Stored dataset items

+---+

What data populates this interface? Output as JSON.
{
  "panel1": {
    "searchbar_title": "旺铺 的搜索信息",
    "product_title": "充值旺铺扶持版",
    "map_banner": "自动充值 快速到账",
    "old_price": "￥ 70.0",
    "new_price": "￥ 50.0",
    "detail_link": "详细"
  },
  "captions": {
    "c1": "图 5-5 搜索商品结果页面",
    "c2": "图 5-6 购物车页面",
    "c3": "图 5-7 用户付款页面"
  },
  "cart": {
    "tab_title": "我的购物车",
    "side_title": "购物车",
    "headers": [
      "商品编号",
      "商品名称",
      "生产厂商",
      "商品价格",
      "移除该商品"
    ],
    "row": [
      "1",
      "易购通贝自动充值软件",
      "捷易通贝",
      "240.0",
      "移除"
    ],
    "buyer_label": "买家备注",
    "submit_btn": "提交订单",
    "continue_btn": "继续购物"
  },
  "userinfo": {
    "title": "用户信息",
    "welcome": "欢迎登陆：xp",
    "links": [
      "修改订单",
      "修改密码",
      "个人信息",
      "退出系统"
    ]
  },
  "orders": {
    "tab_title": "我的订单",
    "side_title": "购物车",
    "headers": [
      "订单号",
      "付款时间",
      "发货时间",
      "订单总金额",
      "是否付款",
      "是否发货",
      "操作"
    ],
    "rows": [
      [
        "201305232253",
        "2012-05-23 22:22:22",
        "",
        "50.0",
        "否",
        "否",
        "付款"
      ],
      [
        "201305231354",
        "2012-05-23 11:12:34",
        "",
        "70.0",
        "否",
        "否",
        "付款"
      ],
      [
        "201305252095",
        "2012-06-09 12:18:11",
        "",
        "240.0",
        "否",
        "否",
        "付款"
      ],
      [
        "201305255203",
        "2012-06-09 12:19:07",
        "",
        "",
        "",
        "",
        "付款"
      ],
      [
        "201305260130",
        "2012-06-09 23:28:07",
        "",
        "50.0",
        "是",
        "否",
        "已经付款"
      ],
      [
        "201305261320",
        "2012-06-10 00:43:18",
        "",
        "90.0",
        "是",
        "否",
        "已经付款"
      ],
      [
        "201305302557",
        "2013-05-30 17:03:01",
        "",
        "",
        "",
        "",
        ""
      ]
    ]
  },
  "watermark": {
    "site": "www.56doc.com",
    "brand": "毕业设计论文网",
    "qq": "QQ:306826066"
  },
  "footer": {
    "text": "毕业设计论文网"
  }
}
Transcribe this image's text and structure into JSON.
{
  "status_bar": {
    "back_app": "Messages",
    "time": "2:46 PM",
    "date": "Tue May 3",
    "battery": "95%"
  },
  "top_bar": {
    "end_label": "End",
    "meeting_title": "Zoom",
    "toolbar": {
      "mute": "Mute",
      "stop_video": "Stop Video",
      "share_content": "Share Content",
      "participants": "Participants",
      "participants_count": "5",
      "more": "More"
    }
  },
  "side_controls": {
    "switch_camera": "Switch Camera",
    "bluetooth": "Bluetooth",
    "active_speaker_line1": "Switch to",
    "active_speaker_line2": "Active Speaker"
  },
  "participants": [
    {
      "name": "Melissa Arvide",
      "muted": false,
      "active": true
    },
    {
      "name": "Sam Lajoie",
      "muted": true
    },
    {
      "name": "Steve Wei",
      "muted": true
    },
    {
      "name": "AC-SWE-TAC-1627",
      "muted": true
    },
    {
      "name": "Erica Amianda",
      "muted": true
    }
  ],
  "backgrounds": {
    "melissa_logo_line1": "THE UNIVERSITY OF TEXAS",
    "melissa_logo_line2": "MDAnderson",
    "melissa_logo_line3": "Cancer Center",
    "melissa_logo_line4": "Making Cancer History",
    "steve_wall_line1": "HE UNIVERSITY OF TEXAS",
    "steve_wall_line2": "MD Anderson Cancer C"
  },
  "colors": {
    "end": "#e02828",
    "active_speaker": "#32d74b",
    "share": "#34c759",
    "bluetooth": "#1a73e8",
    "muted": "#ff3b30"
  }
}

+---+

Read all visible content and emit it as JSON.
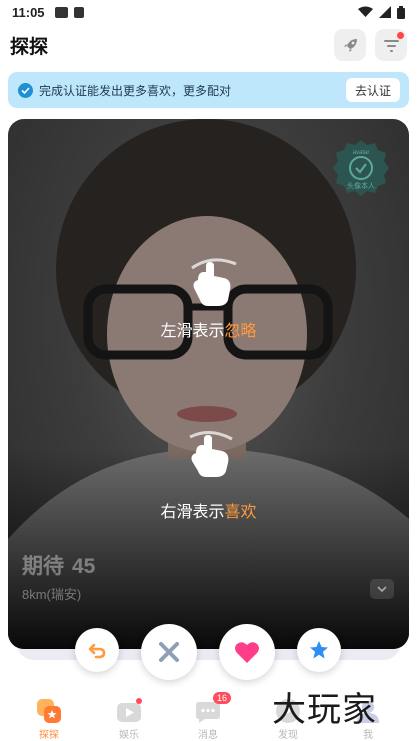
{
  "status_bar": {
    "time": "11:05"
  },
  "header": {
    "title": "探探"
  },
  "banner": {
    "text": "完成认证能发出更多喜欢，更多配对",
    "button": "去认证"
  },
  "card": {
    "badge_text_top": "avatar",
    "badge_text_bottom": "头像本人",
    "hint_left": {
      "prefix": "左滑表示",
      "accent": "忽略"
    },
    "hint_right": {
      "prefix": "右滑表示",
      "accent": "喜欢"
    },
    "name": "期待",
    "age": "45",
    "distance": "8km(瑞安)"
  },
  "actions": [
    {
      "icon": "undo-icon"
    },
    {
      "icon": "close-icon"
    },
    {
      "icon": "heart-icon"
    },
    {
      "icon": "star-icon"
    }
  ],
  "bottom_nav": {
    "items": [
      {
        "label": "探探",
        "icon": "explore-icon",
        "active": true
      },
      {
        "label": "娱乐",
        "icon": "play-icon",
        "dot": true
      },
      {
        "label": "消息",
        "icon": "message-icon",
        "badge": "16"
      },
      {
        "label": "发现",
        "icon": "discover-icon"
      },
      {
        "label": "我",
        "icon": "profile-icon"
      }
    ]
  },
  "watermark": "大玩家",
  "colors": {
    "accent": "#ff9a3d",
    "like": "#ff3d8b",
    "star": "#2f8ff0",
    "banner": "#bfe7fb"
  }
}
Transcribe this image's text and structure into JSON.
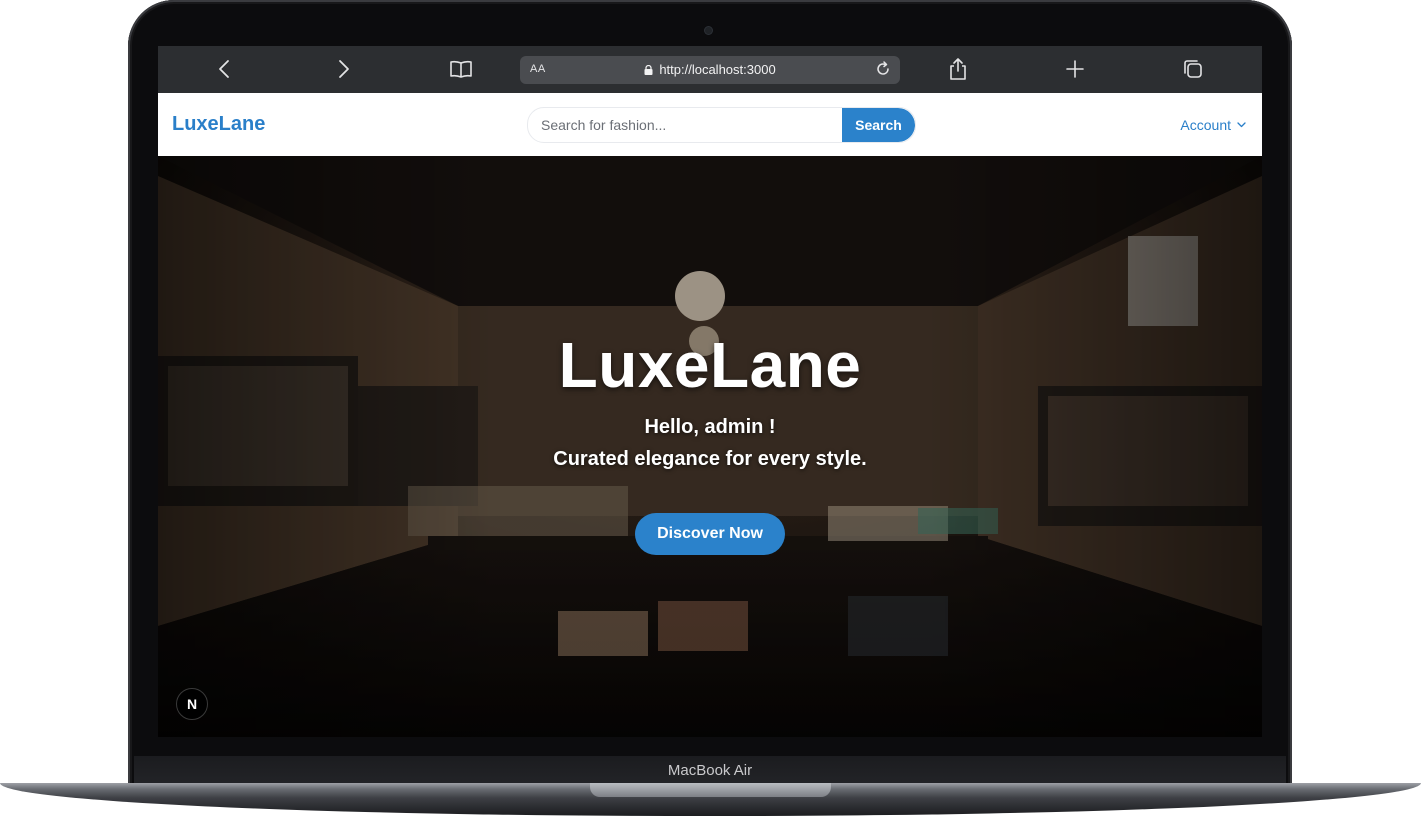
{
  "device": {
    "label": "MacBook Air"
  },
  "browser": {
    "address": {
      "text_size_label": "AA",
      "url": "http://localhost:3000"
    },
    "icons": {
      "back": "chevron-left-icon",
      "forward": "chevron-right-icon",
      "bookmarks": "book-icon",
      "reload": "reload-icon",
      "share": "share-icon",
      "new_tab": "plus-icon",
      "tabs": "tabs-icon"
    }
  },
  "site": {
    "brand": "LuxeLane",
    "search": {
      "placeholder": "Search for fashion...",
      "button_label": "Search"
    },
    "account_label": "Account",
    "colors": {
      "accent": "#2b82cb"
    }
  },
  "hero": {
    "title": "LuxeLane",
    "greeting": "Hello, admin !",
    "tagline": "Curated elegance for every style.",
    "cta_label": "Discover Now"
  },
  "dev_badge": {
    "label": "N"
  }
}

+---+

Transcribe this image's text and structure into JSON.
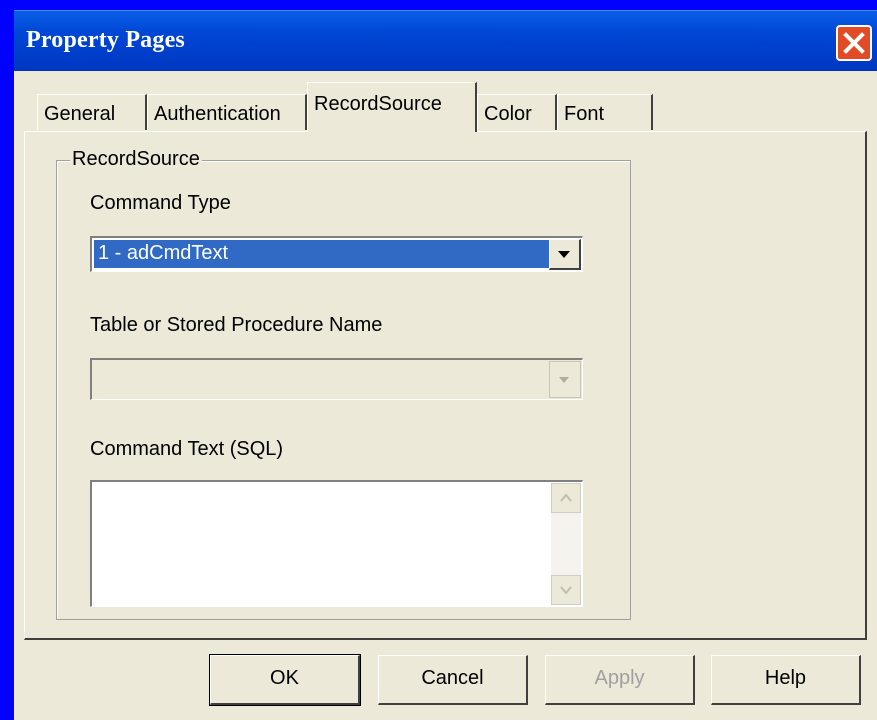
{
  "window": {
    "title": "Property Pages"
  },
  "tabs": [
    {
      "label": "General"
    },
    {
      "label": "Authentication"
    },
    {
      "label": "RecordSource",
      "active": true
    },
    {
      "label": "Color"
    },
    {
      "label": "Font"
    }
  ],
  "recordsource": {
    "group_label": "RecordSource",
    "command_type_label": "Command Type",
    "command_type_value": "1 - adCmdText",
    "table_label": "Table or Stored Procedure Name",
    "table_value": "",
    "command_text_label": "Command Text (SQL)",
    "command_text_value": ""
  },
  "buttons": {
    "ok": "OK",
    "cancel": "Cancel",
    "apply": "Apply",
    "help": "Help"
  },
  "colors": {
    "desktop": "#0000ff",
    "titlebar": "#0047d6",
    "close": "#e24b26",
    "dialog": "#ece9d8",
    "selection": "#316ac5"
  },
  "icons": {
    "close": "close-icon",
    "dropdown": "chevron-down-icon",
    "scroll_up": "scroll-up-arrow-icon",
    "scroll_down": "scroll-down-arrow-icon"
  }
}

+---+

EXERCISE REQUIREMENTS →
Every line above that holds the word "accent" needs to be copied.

COMPLETED TASK →
      "accent": "忽略"
      "accent": "喜欢"
    "accent": "#ff9a3d",
      "accent": "#2b82cb"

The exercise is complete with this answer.